#### ABOUT THIS TASK:
Could you print every record below exactly as it appears?

- - - - -

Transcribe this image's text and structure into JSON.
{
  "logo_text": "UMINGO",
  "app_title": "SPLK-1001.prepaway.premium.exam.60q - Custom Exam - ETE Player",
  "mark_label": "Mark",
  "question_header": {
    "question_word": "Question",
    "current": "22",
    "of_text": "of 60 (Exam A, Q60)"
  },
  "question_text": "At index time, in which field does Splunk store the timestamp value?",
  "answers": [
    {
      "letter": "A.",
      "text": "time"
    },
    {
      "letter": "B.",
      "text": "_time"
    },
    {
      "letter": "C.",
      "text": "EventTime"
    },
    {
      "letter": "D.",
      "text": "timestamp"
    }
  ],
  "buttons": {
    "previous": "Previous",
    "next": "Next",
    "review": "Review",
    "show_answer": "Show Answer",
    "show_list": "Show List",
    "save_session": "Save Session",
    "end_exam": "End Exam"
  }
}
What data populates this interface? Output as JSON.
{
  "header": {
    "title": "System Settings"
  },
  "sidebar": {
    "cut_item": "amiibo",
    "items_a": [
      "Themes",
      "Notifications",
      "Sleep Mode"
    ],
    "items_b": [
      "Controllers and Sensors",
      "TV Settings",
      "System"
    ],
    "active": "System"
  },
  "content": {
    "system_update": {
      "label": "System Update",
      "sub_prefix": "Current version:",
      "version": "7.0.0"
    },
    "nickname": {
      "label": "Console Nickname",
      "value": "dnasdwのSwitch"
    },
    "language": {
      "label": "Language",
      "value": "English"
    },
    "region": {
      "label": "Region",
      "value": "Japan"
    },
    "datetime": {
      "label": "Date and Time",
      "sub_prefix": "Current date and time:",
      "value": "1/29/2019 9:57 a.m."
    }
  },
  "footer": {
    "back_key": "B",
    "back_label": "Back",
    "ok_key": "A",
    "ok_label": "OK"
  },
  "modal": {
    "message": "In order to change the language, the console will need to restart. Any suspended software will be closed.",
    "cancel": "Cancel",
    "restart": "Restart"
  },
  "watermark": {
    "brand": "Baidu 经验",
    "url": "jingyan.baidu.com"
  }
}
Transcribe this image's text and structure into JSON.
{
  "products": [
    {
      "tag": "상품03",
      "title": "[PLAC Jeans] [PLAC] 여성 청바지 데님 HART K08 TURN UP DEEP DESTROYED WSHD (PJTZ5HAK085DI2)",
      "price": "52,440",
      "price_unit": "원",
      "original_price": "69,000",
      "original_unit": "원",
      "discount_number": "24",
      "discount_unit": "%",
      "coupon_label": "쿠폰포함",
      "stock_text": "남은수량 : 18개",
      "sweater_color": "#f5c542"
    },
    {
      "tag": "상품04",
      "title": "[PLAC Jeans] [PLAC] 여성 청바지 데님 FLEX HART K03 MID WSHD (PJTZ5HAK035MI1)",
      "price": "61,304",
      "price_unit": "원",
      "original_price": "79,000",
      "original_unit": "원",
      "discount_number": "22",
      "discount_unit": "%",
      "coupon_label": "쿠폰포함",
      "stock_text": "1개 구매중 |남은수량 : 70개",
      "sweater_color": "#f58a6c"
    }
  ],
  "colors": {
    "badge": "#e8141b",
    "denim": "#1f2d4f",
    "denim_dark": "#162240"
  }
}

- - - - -

#### WRITTEN REPLY:
Transcribe this image's text and structure into JSON.
{
  "logo_text": "UMINGO",
  "app_title": "SPLK-1001.prepaway.premium.exam.60q - Custom Exam - ETE Player",
  "mark_label": "Mark",
  "question_header": {
    "question_word": "Question",
    "current": "22",
    "of_text": "of 60 (Exam A, Q60)"
  },
  "question_text": "At index time, in which field does Splunk store the timestamp value?",
  "answers": [
    {
      "letter": "A.",
      "text": "time"
    },
    {
      "letter": "B.",
      "text": "_time"
    },
    {
      "letter": "C.",
      "text": "EventTime"
    },
    {
      "letter": "D.",
      "text": "timestamp"
    }
  ],
  "buttons": {
    "previous": "Previous",
    "next": "Next",
    "review": "Review",
    "show_answer": "Show Answer",
    "show_list": "Show List",
    "save_session": "Save Session",
    "end_exam": "End Exam"
  }
}
What data populates this interface? Output as JSON.
{
  "header": {
    "title": "System Settings"
  },
  "sidebar": {
    "cut_item": "amiibo",
    "items_a": [
      "Themes",
      "Notifications",
      "Sleep Mode"
    ],
    "items_b": [
      "Controllers and Sensors",
      "TV Settings",
      "System"
    ],
    "active": "System"
  },
  "content": {
    "system_update": {
      "label": "System Update",
      "sub_prefix": "Current version:",
      "version": "7.0.0"
    },
    "nickname": {
      "label": "Console Nickname",
      "value": "dnasdwのSwitch"
    },
    "language": {
      "label": "Language",
      "value": "English"
    },
    "region": {
      "label": "Region",
      "value": "Japan"
    },
    "datetime": {
      "label": "Date and Time",
      "sub_prefix": "Current date and time:",
      "value": "1/29/2019 9:57 a.m."
    }
  },
  "footer": {
    "back_key": "B",
    "back_label": "Back",
    "ok_key": "A",
    "ok_label": "OK"
  },
  "modal": {
    "message": "In order to change the language, the console will need to restart. Any suspended software will be closed.",
    "cancel": "Cancel",
    "restart": "Restart"
  },
  "watermark": {
    "brand": "Baidu 经验",
    "url": "jingyan.baidu.com"
  }
}
Transcribe this image's text and structure into JSON.
{
  "products": [
    {
      "tag": "상품03",
      "title": "[PLAC Jeans] [PLAC] 여성 청바지 데님 HART K08 TURN UP DEEP DESTROYED WSHD (PJTZ5HAK085DI2)",
      "price": "52,440",
      "price_unit": "원",
      "original_price": "69,000",
      "original_unit": "원",
      "discount_number": "24",
      "discount_unit": "%",
      "coupon_label": "쿠폰포함",
      "stock_text": "남은수량 : 18개",
      "sweater_color": "#f5c542"
    },
    {
      "tag": "상품04",
      "title": "[PLAC Jeans] [PLAC] 여성 청바지 데님 FLEX HART K03 MID WSHD (PJTZ5HAK035MI1)",
      "price": "61,304",
      "price_unit": "원",
      "original_price": "79,000",
      "original_unit": "원",
      "discount_number": "22",
      "discount_unit": "%",
      "coupon_label": "쿠폰포함",
      "stock_text": "1개 구매중 |남은수량 : 70개",
      "sweater_color": "#f58a6c"
    }
  ],
  "colors": {
    "badge": "#e8141b",
    "denim": "#1f2d4f",
    "denim_dark": "#162240"
  }
}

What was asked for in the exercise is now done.